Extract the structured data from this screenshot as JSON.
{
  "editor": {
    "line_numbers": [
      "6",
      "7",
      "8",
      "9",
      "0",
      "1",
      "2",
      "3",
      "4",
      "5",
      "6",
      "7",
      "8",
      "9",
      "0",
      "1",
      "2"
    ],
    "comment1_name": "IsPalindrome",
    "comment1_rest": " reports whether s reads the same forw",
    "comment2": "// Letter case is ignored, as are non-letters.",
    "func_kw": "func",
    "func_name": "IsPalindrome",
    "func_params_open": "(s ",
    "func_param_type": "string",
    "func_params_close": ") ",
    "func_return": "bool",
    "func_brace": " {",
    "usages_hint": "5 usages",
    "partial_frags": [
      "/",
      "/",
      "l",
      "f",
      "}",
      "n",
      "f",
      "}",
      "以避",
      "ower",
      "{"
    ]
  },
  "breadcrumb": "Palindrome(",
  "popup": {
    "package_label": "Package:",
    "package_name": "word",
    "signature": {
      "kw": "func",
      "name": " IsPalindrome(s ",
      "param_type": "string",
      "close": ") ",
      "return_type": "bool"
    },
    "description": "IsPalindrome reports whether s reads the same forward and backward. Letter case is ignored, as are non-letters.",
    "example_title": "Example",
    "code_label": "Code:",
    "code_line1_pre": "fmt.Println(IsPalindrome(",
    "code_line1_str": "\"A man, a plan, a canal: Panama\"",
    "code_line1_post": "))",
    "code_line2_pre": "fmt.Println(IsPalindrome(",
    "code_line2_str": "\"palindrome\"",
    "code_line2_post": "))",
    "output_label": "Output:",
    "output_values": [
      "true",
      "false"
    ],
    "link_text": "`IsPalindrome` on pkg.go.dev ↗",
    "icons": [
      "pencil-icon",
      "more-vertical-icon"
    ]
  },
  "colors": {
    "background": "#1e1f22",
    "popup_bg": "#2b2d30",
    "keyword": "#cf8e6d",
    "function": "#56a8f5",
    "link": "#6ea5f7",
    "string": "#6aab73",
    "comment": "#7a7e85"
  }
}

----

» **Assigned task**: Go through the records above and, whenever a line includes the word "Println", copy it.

» **Result of the task**:
    "code_line1_pre": "fmt.Println(IsPalindrome(",
    "code_line2_pre": "fmt.Println(IsPalindrome(",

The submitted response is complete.